As Lafayette Parish residents surveyed Hurricane Delta’s damage and set to work on storm cleanup, they expressed gratitude for silver linings and the help of family, friends and neighbors.
Hurricane Delta made landfall in southwest Louisiana around 6 p.m. Friday as a Category 2 storm, bringing top winds around 100 mph that contributed to power outages for an estimated 680,000 people statewide and widespread tree damage, in addition to water damage in some areas.
In Lafayette, 50,000 of LUS’s 70,000 customers initially lost power and 108,000 of 110,000 total SLEMCO customers in Lafayette and Acadiana lost power. Cleco, Entergy and other service providers also experienced widespread outages as fallen trees took down lines and damaged systems across the region.
Cheryl Derrick tried to keep a sense of humor as she stood on her driveway Saturday morning, operating on no sleep as she surveyed the trees strewn across her yard, her car and her roof.
“Someone said to me, ‘You always wanted a treehouse.’ I do have a tree house now!” Derrick joked with a tree specialist surveying the damage.
“Even though I can see sunshine through my roof I didn’t get any water damage inside, so that’s a little bit of a silver lining,” she said.
Hurricane Delta's winds brought down trees and power lines, damaged homes and left much of the Lafayette area without power Saturday, but Acad…
While Derrick, her husband, their oldest son, their 4-year-old granddaughter and Derrick’s in-laws listened to the wind howl, three trees fell: the first crashed onto her car, the second nearly took out a wheelchair ramp and the third snapped off at the top and pierced the Fieldspan Drive home’s roof, she said.
The group huddled in their living room as far from the falling trees as possible until the storm calmed, while Derrick swiftly began filing insurance claims and texting a roofing repair specialist during the height of the storm.
Between filing claims Derrick said she was on high alert, listening to each change in the wind while praying the storm wouldn’t catch under her damaged soffits and rip the roof off.
Derrick said her neighbors were on alert too, coming over with spotlights in the middle of the storm to survey damage and offer her family shelter and cleanup support.
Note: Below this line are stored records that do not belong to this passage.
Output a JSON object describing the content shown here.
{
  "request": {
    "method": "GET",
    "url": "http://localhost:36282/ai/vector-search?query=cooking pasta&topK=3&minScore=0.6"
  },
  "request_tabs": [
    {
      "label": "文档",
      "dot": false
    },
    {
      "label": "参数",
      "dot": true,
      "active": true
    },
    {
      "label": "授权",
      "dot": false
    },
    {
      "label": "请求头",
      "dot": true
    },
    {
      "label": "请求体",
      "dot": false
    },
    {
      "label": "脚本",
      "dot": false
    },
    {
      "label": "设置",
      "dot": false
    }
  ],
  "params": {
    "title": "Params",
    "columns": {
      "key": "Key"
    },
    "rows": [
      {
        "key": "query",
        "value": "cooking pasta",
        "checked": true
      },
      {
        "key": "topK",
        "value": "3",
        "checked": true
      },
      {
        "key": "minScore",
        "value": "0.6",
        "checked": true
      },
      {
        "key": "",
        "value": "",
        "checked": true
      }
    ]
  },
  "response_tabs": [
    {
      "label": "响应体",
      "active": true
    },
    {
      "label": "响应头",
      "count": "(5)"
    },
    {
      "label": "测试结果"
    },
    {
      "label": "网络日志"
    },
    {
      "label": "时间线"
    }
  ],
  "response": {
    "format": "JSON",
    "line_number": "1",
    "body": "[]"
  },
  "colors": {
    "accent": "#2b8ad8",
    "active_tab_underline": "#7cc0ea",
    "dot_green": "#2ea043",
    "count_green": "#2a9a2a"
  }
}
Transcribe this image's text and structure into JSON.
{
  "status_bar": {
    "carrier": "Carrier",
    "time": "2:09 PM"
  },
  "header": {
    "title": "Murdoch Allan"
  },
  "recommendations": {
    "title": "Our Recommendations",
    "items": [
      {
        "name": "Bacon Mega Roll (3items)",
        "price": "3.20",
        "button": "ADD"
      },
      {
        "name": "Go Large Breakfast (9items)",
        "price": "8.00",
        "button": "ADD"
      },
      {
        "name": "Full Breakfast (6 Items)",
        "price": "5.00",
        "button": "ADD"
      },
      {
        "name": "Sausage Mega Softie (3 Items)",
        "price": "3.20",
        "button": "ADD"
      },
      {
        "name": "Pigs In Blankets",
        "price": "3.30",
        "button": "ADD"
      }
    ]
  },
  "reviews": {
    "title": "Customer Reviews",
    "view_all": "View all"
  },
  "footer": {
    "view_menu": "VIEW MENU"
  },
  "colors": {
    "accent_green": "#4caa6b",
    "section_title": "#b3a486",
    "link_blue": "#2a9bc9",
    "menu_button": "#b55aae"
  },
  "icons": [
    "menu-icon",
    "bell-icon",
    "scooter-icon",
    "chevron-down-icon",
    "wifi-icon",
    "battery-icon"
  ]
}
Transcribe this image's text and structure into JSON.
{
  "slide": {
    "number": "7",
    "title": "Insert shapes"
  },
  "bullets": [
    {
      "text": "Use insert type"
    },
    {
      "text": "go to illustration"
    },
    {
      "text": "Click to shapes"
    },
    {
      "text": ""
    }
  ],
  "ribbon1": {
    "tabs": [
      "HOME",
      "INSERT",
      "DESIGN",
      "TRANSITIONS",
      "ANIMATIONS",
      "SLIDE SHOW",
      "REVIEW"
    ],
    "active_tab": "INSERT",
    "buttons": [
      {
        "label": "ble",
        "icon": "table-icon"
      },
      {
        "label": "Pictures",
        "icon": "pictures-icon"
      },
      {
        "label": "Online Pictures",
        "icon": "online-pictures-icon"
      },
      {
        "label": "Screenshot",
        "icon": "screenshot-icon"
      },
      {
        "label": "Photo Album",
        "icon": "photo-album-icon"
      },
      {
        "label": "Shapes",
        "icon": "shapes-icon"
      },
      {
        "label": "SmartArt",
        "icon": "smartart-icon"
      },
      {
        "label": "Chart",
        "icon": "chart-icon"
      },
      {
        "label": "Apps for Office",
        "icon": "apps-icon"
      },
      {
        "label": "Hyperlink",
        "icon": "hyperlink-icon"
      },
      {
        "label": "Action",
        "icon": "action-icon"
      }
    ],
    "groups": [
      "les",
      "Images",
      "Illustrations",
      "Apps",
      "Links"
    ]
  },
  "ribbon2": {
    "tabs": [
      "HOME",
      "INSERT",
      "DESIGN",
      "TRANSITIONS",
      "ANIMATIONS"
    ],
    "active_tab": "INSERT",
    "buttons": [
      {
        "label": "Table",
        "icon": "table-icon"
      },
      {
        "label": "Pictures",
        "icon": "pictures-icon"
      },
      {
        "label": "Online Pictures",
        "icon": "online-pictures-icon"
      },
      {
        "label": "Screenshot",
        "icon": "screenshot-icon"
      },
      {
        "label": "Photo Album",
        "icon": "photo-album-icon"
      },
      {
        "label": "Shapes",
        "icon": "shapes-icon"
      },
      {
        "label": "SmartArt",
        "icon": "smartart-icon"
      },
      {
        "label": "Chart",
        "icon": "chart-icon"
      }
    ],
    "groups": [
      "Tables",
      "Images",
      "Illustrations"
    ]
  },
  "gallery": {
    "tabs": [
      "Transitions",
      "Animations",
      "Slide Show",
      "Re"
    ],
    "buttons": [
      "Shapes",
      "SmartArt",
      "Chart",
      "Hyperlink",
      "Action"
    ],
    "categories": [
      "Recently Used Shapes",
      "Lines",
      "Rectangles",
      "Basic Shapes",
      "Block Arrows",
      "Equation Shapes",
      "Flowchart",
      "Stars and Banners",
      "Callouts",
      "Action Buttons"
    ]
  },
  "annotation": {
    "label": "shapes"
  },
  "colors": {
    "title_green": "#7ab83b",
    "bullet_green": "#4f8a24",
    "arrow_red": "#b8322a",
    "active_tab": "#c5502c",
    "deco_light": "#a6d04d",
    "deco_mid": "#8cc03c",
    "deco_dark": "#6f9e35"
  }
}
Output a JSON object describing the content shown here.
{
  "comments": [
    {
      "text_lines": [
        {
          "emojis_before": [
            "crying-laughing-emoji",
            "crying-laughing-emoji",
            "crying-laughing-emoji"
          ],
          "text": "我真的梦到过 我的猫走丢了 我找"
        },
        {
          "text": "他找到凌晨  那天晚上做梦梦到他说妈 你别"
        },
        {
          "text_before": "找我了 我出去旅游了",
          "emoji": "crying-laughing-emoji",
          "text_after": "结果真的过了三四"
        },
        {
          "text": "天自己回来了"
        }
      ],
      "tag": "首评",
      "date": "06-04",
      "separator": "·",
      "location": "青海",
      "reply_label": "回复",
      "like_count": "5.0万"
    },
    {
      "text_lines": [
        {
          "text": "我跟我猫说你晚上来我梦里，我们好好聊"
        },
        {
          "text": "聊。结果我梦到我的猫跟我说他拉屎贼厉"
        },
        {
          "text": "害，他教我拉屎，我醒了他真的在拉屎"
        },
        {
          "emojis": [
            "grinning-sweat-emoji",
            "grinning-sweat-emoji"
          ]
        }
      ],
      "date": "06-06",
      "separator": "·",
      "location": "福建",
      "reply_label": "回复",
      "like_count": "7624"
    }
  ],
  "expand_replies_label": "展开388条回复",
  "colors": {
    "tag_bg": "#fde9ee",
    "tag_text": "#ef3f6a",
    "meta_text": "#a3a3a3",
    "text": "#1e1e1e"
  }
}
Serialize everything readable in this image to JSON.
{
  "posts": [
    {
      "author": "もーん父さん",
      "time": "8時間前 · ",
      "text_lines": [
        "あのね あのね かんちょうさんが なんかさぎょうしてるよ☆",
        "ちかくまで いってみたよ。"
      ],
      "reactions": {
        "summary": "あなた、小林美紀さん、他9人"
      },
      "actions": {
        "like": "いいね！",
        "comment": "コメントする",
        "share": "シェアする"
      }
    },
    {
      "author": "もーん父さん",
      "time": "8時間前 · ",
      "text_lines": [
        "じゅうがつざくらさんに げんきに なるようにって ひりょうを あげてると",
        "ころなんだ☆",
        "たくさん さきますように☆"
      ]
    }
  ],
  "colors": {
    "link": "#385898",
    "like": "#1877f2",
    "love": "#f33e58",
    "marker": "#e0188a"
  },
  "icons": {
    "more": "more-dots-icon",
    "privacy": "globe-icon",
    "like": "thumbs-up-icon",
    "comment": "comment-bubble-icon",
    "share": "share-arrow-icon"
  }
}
In the aftermath, neighbors kept her granddaughter entertained and gave Derrick space to make plans.
“Friends and neighbors are so important nowadays. You have to rely on each other,” Derrick said.
Down the road, Rhonda Babineaux looked on as her husband, son-in-law and grandson cleared downed tree limbs from her mother Janel Clark’s roof. Hurricane Delta dropped a tree on the home’s roof, damaged the roof of Clark’s barn and ripped up a front porch canopy.
Hurricane Delta flooded roads and homes, ripped apart buildings and left thousands without power along the southern Louisiana coast, a region …
The mess made for an undesirable weekend of storm cleanup, but overall they were lucky, Babineaux said.
“The house you can repair, the barn you can repair, but you can’t repair a life. We’re blessed to still have what we have,” she said.
Babineaux and around 15 to 20 other family members packed into Clark’s home for the storm, seeking sturdier shelter than their small houses and mobile homes, she said. The family has weathered storms in Clark’s home before, but the wind from Delta was rough, she said.
“It was a wild experience, very unnerving … Everyone was nervous. You could see the tension was high,” Babineaux said.
Several miles away, on Acorn Drive in Lafayette, Crystal Racca battled a similar unnerving anxiety and tension Friday night. Racca, who is pregnant, said hormones, concern over Delta’s slightly more eastern path and a general fear about how their home — which they’ve lived in less than two years — would fare in the storm, were overwhelming her.
Racca, her husband, Andy, their 14-year-old son and her mother turned to prayer and scripture readings to establish a sense of peace as the storm picked up. Even when their biggest storm fear — a tree falling on their home — came true, there was gratitude the damage wasn’t worse and they were physically well, they said.
Rocky Lute and his family know the wrath and heartbreak of hurricanes.
Andy Racca said the tree took out an awning and pierced through the attic and their garage, but missed the main living areas of their house.
“Even though the tree fell I still believe God was at work here because that tree could’ve fallen on us. We’re alive, we’re still able to function in our house with a generator, so we’re thankful,” Andy said.
Neighbors and friends also turned out for the family Saturday. Within 10 minutes of seeking cleanup help in a Facebook post, Crystal Racca’s boss was coordinating co-worker assistance and neighbors were swarming from around the block, the couple said.
The helpers sawed the fallen tree, hauled wood into a pickup truck and cleared debris swiftly. It was an incredible showing of compassion and community, the Raccas said.
“You watch out for everybody. That’s what a community is,” Crystal Racca said.